Job numbers in Prince Albert stay on track

The construction industry is facing a persistent downturn province-wide.

The monthly Statistics Canada labour force estimates came out Friday, and whether employment grew or fell, and whether things look good or bad depends on which numbers you look at and whom you speak to.

Prince Albert saw trends from previous months continue, with more people in the labour force this year. The city had an increase in both the number of people working and the number of people not working but looking for work. In order to count as unemployed, an individual must be looking for work.

The increase in the number of people looking for work appears to be driving the unemployment rate up, as the seasonally-unadjusted data shows the unemployment rate in February 2018 was eight per cent, but has since grown to 9.5 per cent. This is despite the number of people working growing by an estimated 400 people. An additional 400 people are looking for work as compared to this time last year. The percentages of people participating in the labour force and of people working both grew year-over-year. The employment rate went up by one percentage point and the participation rate by 2.1 percentage points.

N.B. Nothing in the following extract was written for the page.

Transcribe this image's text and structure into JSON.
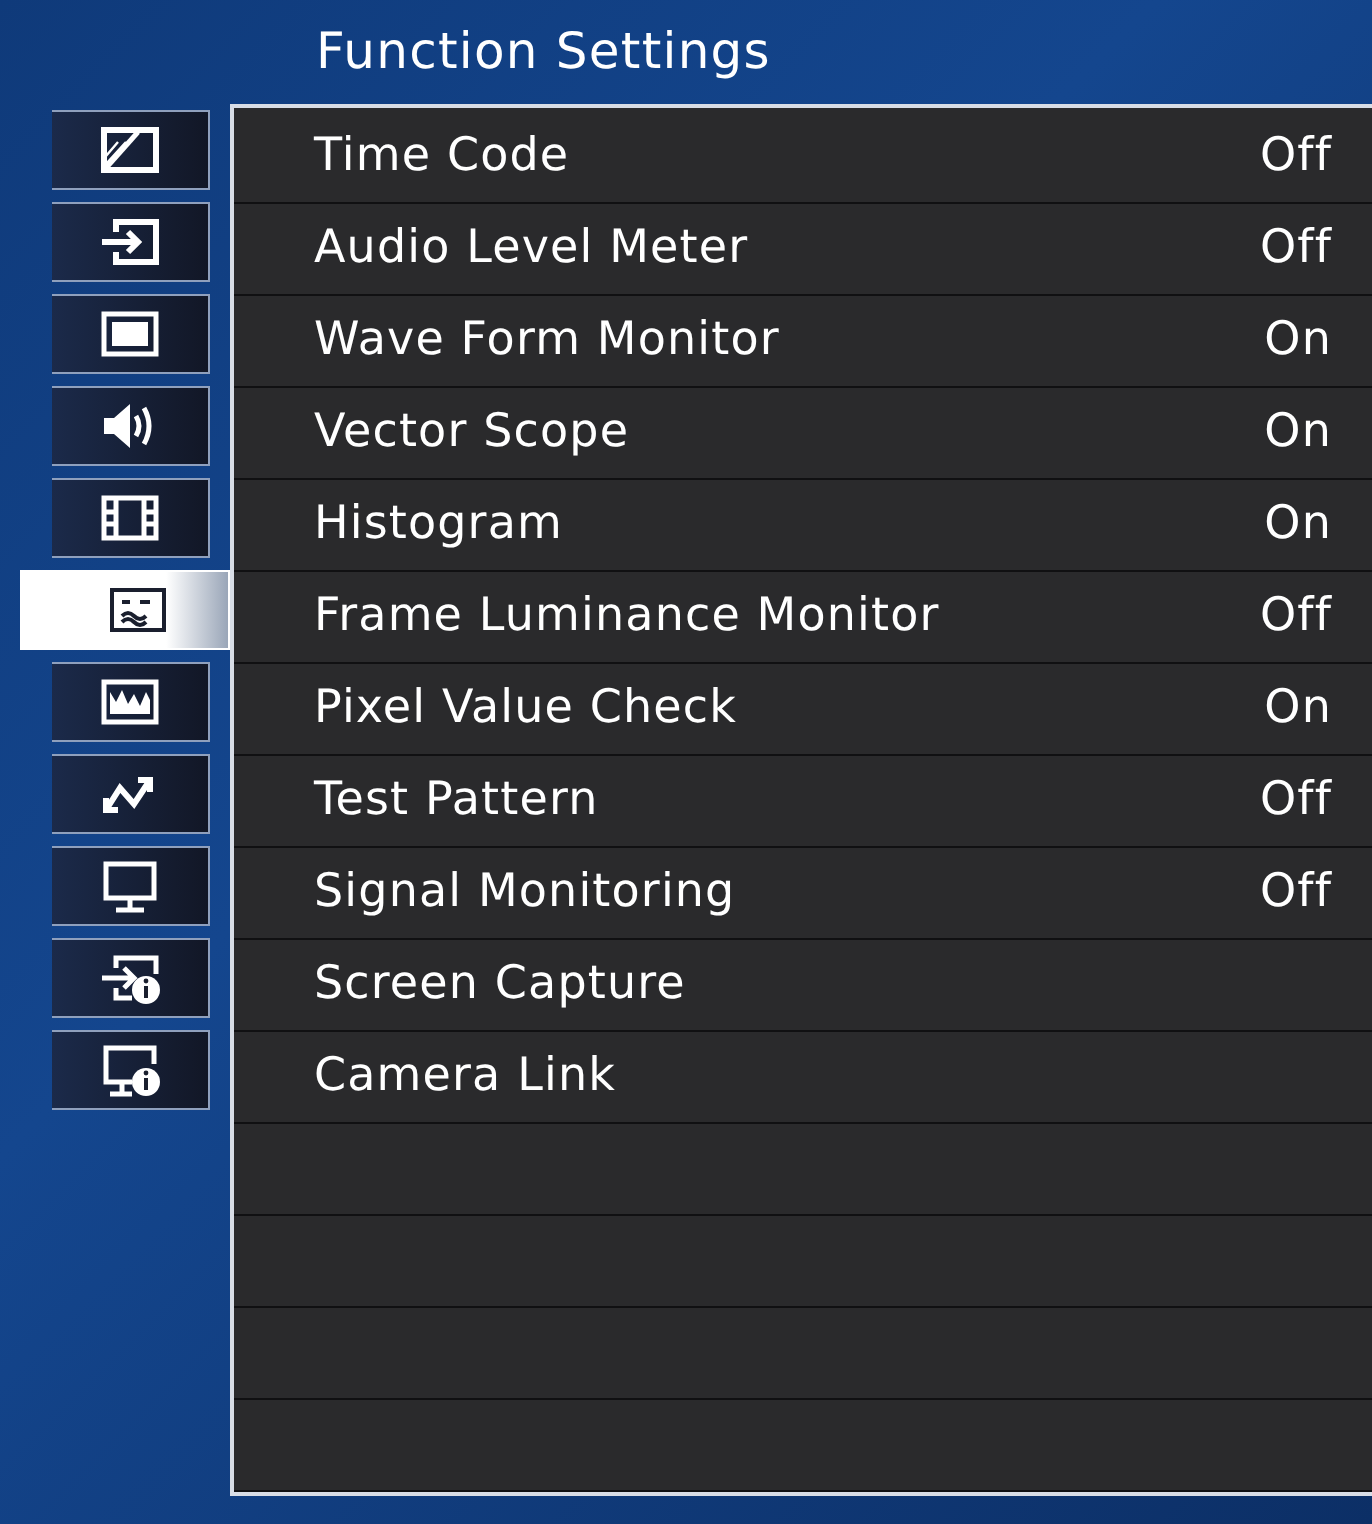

Regionally, the data looks less rosy.

Despite the provincial government touting year-over-year employment increases in Regina (1,300 jobs or 0.9 per cent) and Saskatoon (6,500 jobs and 3.9 per cent), the data for Prince Albert and northern Saskatchewan economic region (with boundaries set by Statistics Canada) saw employment down and the number of people involved in the labour force (working or looking) also drop, meanwhile, the unemployment rate for the economic region went from 6.3 per cent to 7.9 per cent.

An even bigger number came from data used by Employment Insurance. The Northern Saskatchewan region, which includes Prince Albert, has an unemployment rate of 19.5 per cent over the last three months, according to EI. Of all the EI regions in Canada,  only Northern Manitoba and Nunavut have higher rates.

The picture is also murky if you look at Saskatchewan as a whole. Year-over-year, the province gained 9,100 jobs, an increase of 1.6 per cent.

“This marks the seventh consecutive month of strong job gains for the province and represents a record number of jobs for the month of February,” the Saskatchewan Party said in a press release.

That job growth included increases in both full and part-time work. Saskatchewan’s unemployment rate remains at the national average of 5.8 per cent.

Month-to-month, though, seasonally-adjusted numbers don’t look so good. As pointed out by the opposition NDP, Saskatchewan has shed 1,300 jobs. The province actually gained an estimated 200 jobs, putting the full-time job losses at 1,500 since between January and February.

Increases have been seen in health care and social services, as well as finance, insurance, real estate, leasing and agriculture since last year. Construction, though, has seen job losses. The NDP used the opportunity to all for the PST on construction to be scrapped.

“Protecting Saskatchewan jobs starts with scrapping the Sask. Party’s PST hike on construction labour, reinstating the film employment tax credit that was cut, and fixing the government’s flawed procurement policies that shut out Saskatchewan workers and businesses,” said NDP finance critic Trent Wotherspoon in a press release.

Nationally, Canada saw job growth on both a monthly and an annual basis. Employment was up 56,000 in February, growing 369,000, or two per cent, as compared to last year. That growth came in both full and part-time work. The unemployment rate was unchanged at 5.8 per cent.